YOUR GOAL - Your task is to reproduce the listing exactly, without its images.

RECORDS SHOWN -
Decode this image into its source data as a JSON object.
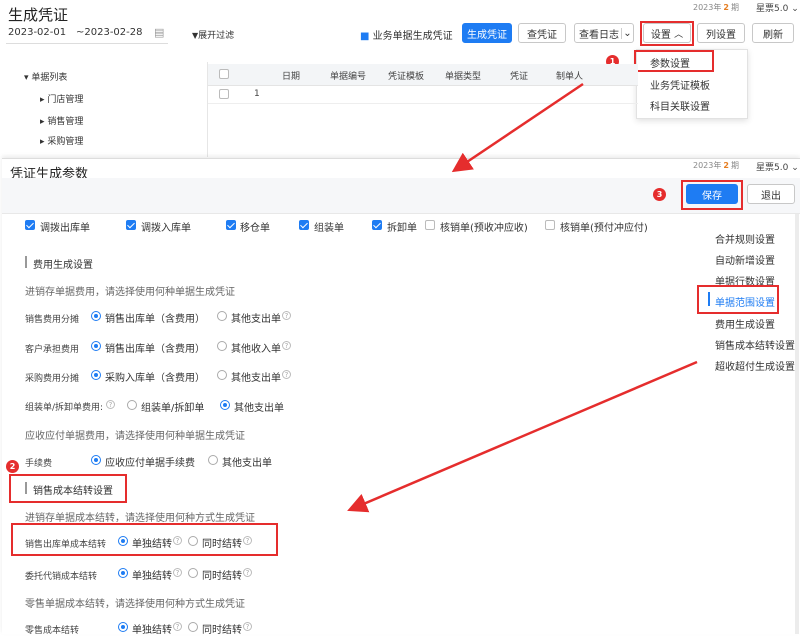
{
  "top": {
    "title": "生成凭证",
    "date_start": "2023-02-01",
    "date_end": "~2023-02-28",
    "expand_filter": "展开过滤",
    "biz_gen": "业务单据生成凭证",
    "gen": "生成凭证",
    "query": "查凭证",
    "log": "查看日志",
    "settings": "设置",
    "cols": "列设置",
    "refresh": "刷新",
    "period_year": "2023年",
    "period_num": "2",
    "period_unit": "期",
    "edition": "星票5.0"
  },
  "dropdown": {
    "items": [
      "参数设置",
      "业务凭证模板",
      "科目关联设置"
    ]
  },
  "tree": {
    "root": "单据列表",
    "items": [
      "门店管理",
      "销售管理",
      "采购管理"
    ]
  },
  "table": {
    "headers": [
      "日期",
      "单据编号",
      "凭证模板",
      "单据类型",
      "凭证",
      "制单人"
    ],
    "row_num": "1"
  },
  "panel": {
    "title": "凭证生成参数",
    "save": "保存",
    "exit": "退出",
    "period_year": "2023年",
    "period_num": "2",
    "period_unit": "期",
    "edition": "星票5.0"
  },
  "checks": [
    "调拨出库单",
    "调拨入库单",
    "移仓单",
    "组装单",
    "拆卸单",
    "核销单(预收冲应收)",
    "核销单(预付冲应付)"
  ],
  "fee": {
    "section": "费用生成设置",
    "hint1": "进销存单据费用，请选择使用何种单据生成凭证",
    "rows": [
      {
        "label": "销售费用分摊",
        "opt1": "销售出库单（含费用）",
        "opt2": "其他支出单"
      },
      {
        "label": "客户承担费用",
        "opt1": "销售出库单（含费用）",
        "opt2": "其他收入单"
      },
      {
        "label": "采购费用分摊",
        "opt1": "采购入库单（含费用）",
        "opt2": "其他支出单"
      },
      {
        "label": "组装单/拆卸单费用:",
        "opt1": "组装单/拆卸单",
        "opt2": "其他支出单"
      }
    ],
    "hint2": "应收应付单据费用，请选择使用何种单据生成凭证",
    "fee_label": "手续费",
    "fee_opt1": "应收应付单据手续费",
    "fee_opt2": "其他支出单"
  },
  "cost": {
    "section": "销售成本结转设置",
    "hint1": "进销存单据成本结转，请选择使用何种方式生成凭证",
    "rows": [
      {
        "label": "销售出库单成本结转",
        "opt1": "单独结转",
        "opt2": "同时结转"
      },
      {
        "label": "委托代销成本结转",
        "opt1": "单独结转",
        "opt2": "同时结转"
      }
    ],
    "hint2": "零售单据成本结转，请选择使用何种方式生成凭证",
    "retail_label": "零售成本结转",
    "retail_opt1": "单独结转",
    "retail_opt2": "同时结转"
  },
  "side_nav": [
    "合并规则设置",
    "自动新增设置",
    "单据行数设置",
    "单据范围设置",
    "费用生成设置",
    "销售成本结转设置",
    "超收超付生成设置"
  ],
  "badges": [
    "1",
    "2",
    "3"
  ]
}
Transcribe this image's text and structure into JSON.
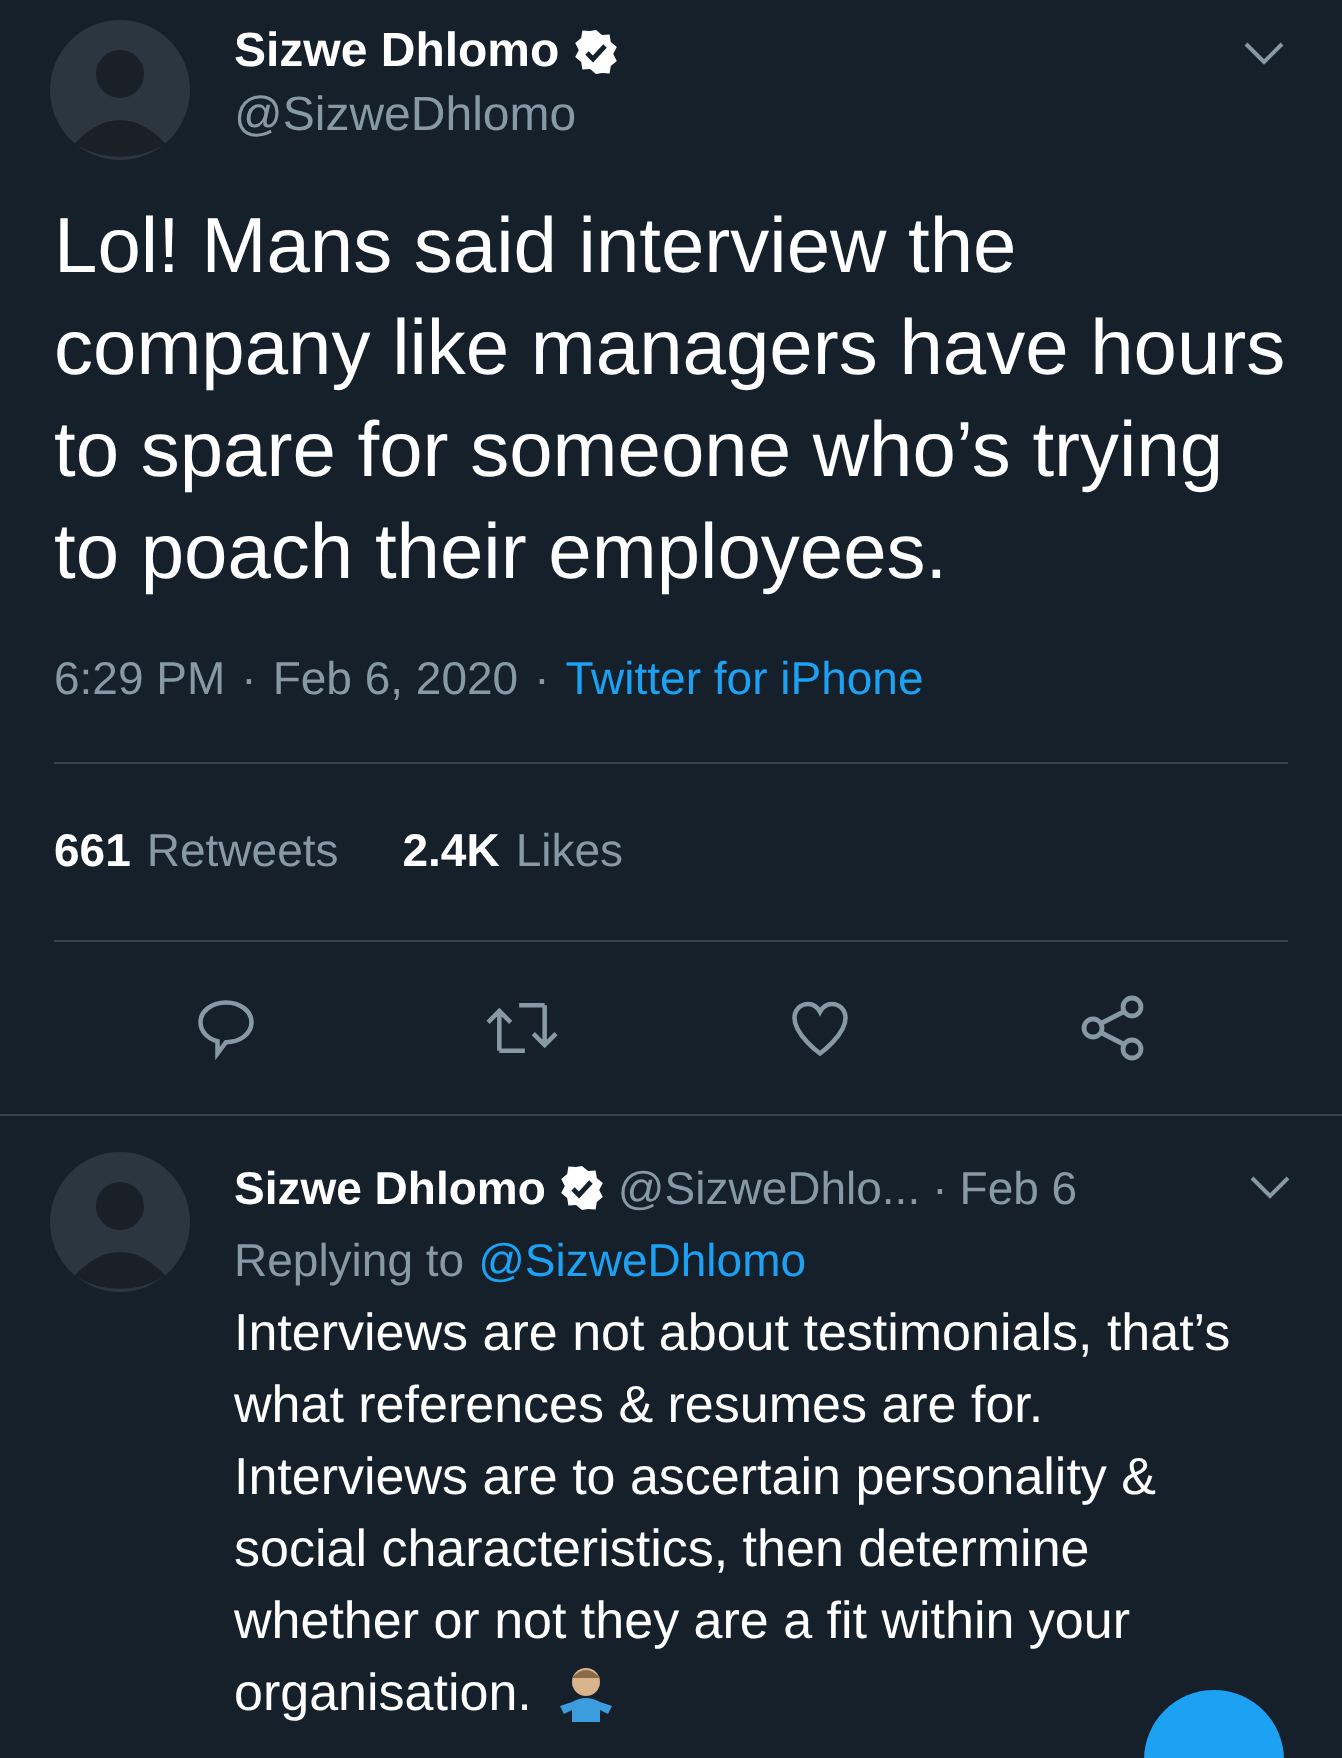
{
  "tweet": {
    "name": "Sizwe Dhlomo",
    "handle": "@SizweDhlomo",
    "verified": true,
    "text": "Lol! Mans said interview the company like managers have hours to spare for someone who’s trying to poach their employees.",
    "time": "6:29 PM",
    "date": "Feb 6, 2020",
    "separator": "·",
    "source": "Twitter for iPhone",
    "retweets_count": "661",
    "retweets_label": "Retweets",
    "likes_count": "2.4K",
    "likes_label": "Likes"
  },
  "reply": {
    "name": "Sizwe Dhlomo",
    "verified": true,
    "handle": "@SizweDhlo...",
    "separator": "·",
    "date": "Feb 6",
    "replying_label": "Replying to",
    "replying_handle": "@SizweDhlomo",
    "text": "Interviews are not about testimonials, that’s what references & resumes are for. Interviews are to ascertain personality & social characteristics, then determine whether or not they are a fit within your",
    "text_end": "organisation."
  }
}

RESPONSE TO THE EXERCISE -
Decode this image into its source data as a JSON object.
{
  "top": {
    "title": "生成凭证",
    "date_start": "2023-02-01",
    "date_end": "~2023-02-28",
    "expand_filter": "展开过滤",
    "biz_gen": "业务单据生成凭证",
    "gen": "生成凭证",
    "query": "查凭证",
    "log": "查看日志",
    "settings": "设置",
    "cols": "列设置",
    "refresh": "刷新",
    "period_year": "2023年",
    "period_num": "2",
    "period_unit": "期",
    "edition": "星票5.0"
  },
  "dropdown": {
    "items": [
      "参数设置",
      "业务凭证模板",
      "科目关联设置"
    ]
  },
  "tree": {
    "root": "单据列表",
    "items": [
      "门店管理",
      "销售管理",
      "采购管理"
    ]
  },
  "table": {
    "headers": [
      "日期",
      "单据编号",
      "凭证模板",
      "单据类型",
      "凭证",
      "制单人"
    ],
    "row_num": "1"
  },
  "panel": {
    "title": "凭证生成参数",
    "save": "保存",
    "exit": "退出",
    "period_year": "2023年",
    "period_num": "2",
    "period_unit": "期",
    "edition": "星票5.0"
  },
  "checks": [
    "调拨出库单",
    "调拨入库单",
    "移仓单",
    "组装单",
    "拆卸单",
    "核销单(预收冲应收)",
    "核销单(预付冲应付)"
  ],
  "fee": {
    "section": "费用生成设置",
    "hint1": "进销存单据费用，请选择使用何种单据生成凭证",
    "rows": [
      {
        "label": "销售费用分摊",
        "opt1": "销售出库单（含费用）",
        "opt2": "其他支出单"
      },
      {
        "label": "客户承担费用",
        "opt1": "销售出库单（含费用）",
        "opt2": "其他收入单"
      },
      {
        "label": "采购费用分摊",
        "opt1": "采购入库单（含费用）",
        "opt2": "其他支出单"
      },
      {
        "label": "组装单/拆卸单费用:",
        "opt1": "组装单/拆卸单",
        "opt2": "其他支出单"
      }
    ],
    "hint2": "应收应付单据费用，请选择使用何种单据生成凭证",
    "fee_label": "手续费",
    "fee_opt1": "应收应付单据手续费",
    "fee_opt2": "其他支出单"
  },
  "cost": {
    "section": "销售成本结转设置",
    "hint1": "进销存单据成本结转，请选择使用何种方式生成凭证",
    "rows": [
      {
        "label": "销售出库单成本结转",
        "opt1": "单独结转",
        "opt2": "同时结转"
      },
      {
        "label": "委托代销成本结转",
        "opt1": "单独结转",
        "opt2": "同时结转"
      }
    ],
    "hint2": "零售单据成本结转，请选择使用何种方式生成凭证",
    "retail_label": "零售成本结转",
    "retail_opt1": "单独结转",
    "retail_opt2": "同时结转"
  },
  "side_nav": [
    "合并规则设置",
    "自动新增设置",
    "单据行数设置",
    "单据范围设置",
    "费用生成设置",
    "销售成本结转设置",
    "超收超付生成设置"
  ],
  "badges": [
    "1",
    "2",
    "3"
  ]
}
Transcribe this image's text and structure into JSON.
{
  "tweet": {
    "name": "Sizwe Dhlomo",
    "handle": "@SizweDhlomo",
    "verified": true,
    "text": "Lol! Mans said interview the company like managers have hours to spare for someone who’s trying to poach their employees.",
    "time": "6:29 PM",
    "date": "Feb 6, 2020",
    "separator": "·",
    "source": "Twitter for iPhone",
    "retweets_count": "661",
    "retweets_label": "Retweets",
    "likes_count": "2.4K",
    "likes_label": "Likes"
  },
  "reply": {
    "name": "Sizwe Dhlomo",
    "verified": true,
    "handle": "@SizweDhlo...",
    "separator": "·",
    "date": "Feb 6",
    "replying_label": "Replying to",
    "replying_handle": "@SizweDhlomo",
    "text": "Interviews are not about testimonials, that’s what references & resumes are for. Interviews are to ascertain personality & social characteristics, then determine whether or not they are a fit within your",
    "text_end": "organisation."
  }
}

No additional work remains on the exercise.